In case you hadn’t guessed from all my recent posts, I’m busy editing.

I am doing it with the help of the rather marvellous Book Map© courtesy of The Golden Egg Academy. I shan’t steal their thunder – or would that be their cock-a-doodle-dooing? It suffices to say that it’s a jolly fine way of organising what the blue blazes is going on in your story.

I do have one caveat about it, however.

It isn’t a proper map.

Proper maps are crinkly and you can roll them up and they have ‘Here be dragons’ on them. They have puffy-cheeked winds blowing twin-masted brigantines over squiggly blue seas whilst mermaids look on. And they are most definitely drawn, not written.

That thought led me to consider maps in comparison to stories. A map is a way of showing what something is like to someone else. It has to be based in reality but it isn’t the reality itself. Yet a really good one can almost seem real, and with imagination you can get lost in it.

That seems familiar.

There are conventions that make them easier to read, that resemble many other maps; yet each one is unique. It can show something different – or even if it is the same, the way it is shown can be distinctive enough to make you see it in a new light. Styles have changed over time – and yet the old ones have resonance, they help us see things how our predecessors saw them.


And creating them?

It seems so similar to me.

  • first I foray into unknown places and blunder about enchanted
  • then my wanderings get doodled down at random, I am exhausted, uncertain what’s important
  • then comes the serious sorting-out – I must make it clear to follow, decide what kind it is, make it suit the person who will read it (interesting that we say ‘read a map’) and yet remain true to what I have discovered

Detail of a map by Grayson Perry- he charts his ideas and feelings in wonderful, intricate detail.

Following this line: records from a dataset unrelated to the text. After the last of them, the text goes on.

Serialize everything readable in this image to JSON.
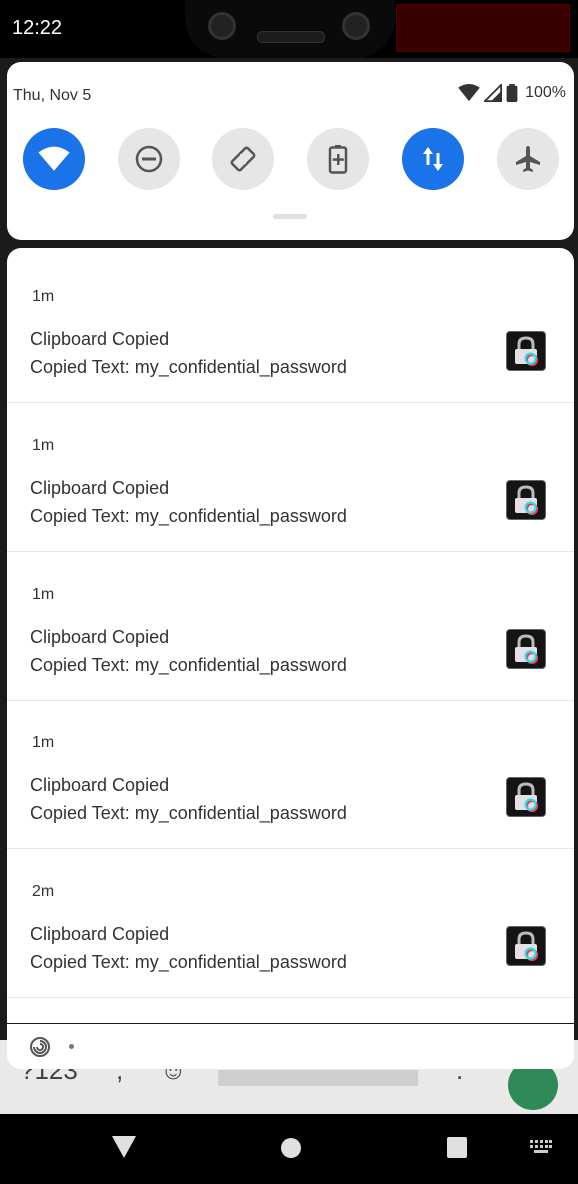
{
  "status_bar": {
    "time": "12:22"
  },
  "quick_settings": {
    "date": "Thu, Nov 5",
    "battery_percent": "100%",
    "tiles": [
      {
        "name": "wifi",
        "on": true
      },
      {
        "name": "do-not-disturb",
        "on": false
      },
      {
        "name": "auto-rotate",
        "on": false
      },
      {
        "name": "battery-saver",
        "on": false
      },
      {
        "name": "mobile-data",
        "on": true
      },
      {
        "name": "airplane-mode",
        "on": false
      }
    ],
    "accent_color": "#1a73e8"
  },
  "notifications": [
    {
      "time_ago": "1m",
      "title": "Clipboard Copied",
      "text": "Copied Text: my_confidential_password"
    },
    {
      "time_ago": "1m",
      "title": "Clipboard Copied",
      "text": "Copied Text: my_confidential_password"
    },
    {
      "time_ago": "1m",
      "title": "Clipboard Copied",
      "text": "Copied Text: my_confidential_password"
    },
    {
      "time_ago": "1m",
      "title": "Clipboard Copied",
      "text": "Copied Text: my_confidential_password"
    },
    {
      "time_ago": "2m",
      "title": "Clipboard Copied",
      "text": "Copied Text: my_confidential_password"
    }
  ],
  "icons": {
    "notification_app": "lock-clipboard-icon",
    "footer_app": "app-spiral-icon"
  }
}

It’s slow, laborious, painstaking work. Sometimes you have to scrap great chunks – often your most beautifully drawn smoking volcano. Sometimes you find parts that you thought made sense are a complete mystery to others and you have to start again.
I have a couple of advantages.
  1. I don’t have to be a frost-bitten Polar explorer or get winched down ravines in darkest Borneo to find new places to explore – they are all in my head.
  2. Google can’t get there.
But most of all, I love opening up whole new worlds – and then showing off the best bits to others.
How about you?